it will stay on an 8 byte boundary. Now consider the call to crud1. This pushes two parameters, and then the call pushes the return address. So, if the stack
comes in 8 byte aligned, at the entry to crud1, the stack is now only 4 byte aligned.

For this reason, in windows, although __alignof(double) is 8, it doesn't follow that the value of every double * must be such that the pointer value is 8 byte aligned.

Also, for IA32 on linux, 4 byte minimum stack alignment used to be specified by the Sys V ABI, which is pretty much the only one you can find references to on the web. However, for quite a number of years, gcc's default on linux is to assure 16 byte stack alignment at function entry, so that every function that used SSE/SSE2 instructions (and might possibly need to spill) didn't have to perform dynamic stack alignment. In gcc this is controlled by -mpreferred-stack-boundary=num option. https://gcc.gnu.org/onlinedocs/gcc-3.2/gcc/i386-and-x86-64-Options.html, says the default for this option is 4, implying 16 byte stack alignment.

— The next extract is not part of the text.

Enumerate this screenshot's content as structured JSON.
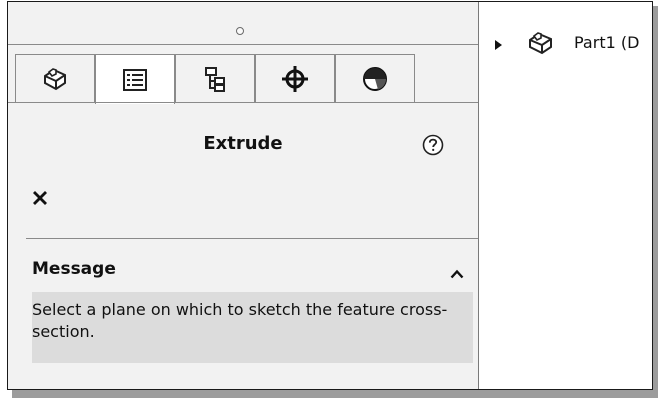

Kevin Smith

To be clear: double does not REQUIRE 8 byte alignment, but on
(reasonably modern, like "Pentium onwards", so ca 1994-5 ish) x86
processors would "prefer" 8-byte alignment for "double" values, since
they can then be read as ONE cycle on a 64-bit bus.

And of course, SSE instructions that aren't specifically designed for
unaligned loads will require a 16-byte alignment. Or does SSE code
automatically modify the alignment criteria for the function?

Further, shouldn't the stack be aligned to "LargestAlignment" or
whatever it is called? Otherwise, any structure alignment will surely
be "lost"?

Clang is really no different than MSVC here (I just double checked). For SSE you always had to specify the alignment required because it was never guaranteed by the compiler (especially when you get into mandatory 16-byte alignment). It’s interesting that its such a performance issue though, unless your really memory constrained it seems the size/speed trade-off is clearly in favour of 8 byte alignment even though its not technically necessary.

Ø It’s interesting that it’s such a performance issue though

I don’t think it really is much of a performance issue, except perhaps on Quark. All recent processors for IA32 make unaligned accesses effectively the same

performance as aligned accesses unless they cross a cache-line boundary. And since alignment within structs is made 8 bytes, provided the class when created is dynamic, then often the memory allocators will return memory that is “well aligned” as well.

So, that leaves potential penalities for things allocated on the stack. Again, if the compiler thinks it is worthwhile it can use extra instructions in the prolog and

epilog of a routine to ensure a higher than minimum stack alignment if it thinks there is a performance reason for doing so.

But this discussion was about the ABIs, and what was guaranteed. And the ABI for IA32 windows only has a 4 byte guarantee for the stack

upon entry to a function. And the ABI (that gcc is assuming) for IA32 linux has a guarantee of 16 byte alignment, but that can be controlled by the

option shown below. And, for example, the linux kernel is built with gcc using the 4 byte alignment guarantee version of that option.

Kevin

Thank you all for the useful replies. It then looks like the default
alignment of 4 is good for win32 as well.
The conclusion I have is that the ABI does not 'require' alignment of 8
bytes for doubles, but in order to ensure that code runs with no performance
loss on all processor types, even older Pentiums, it would be 'recommended'
to align them on multiples of 8 byte.

Regards,
Alpar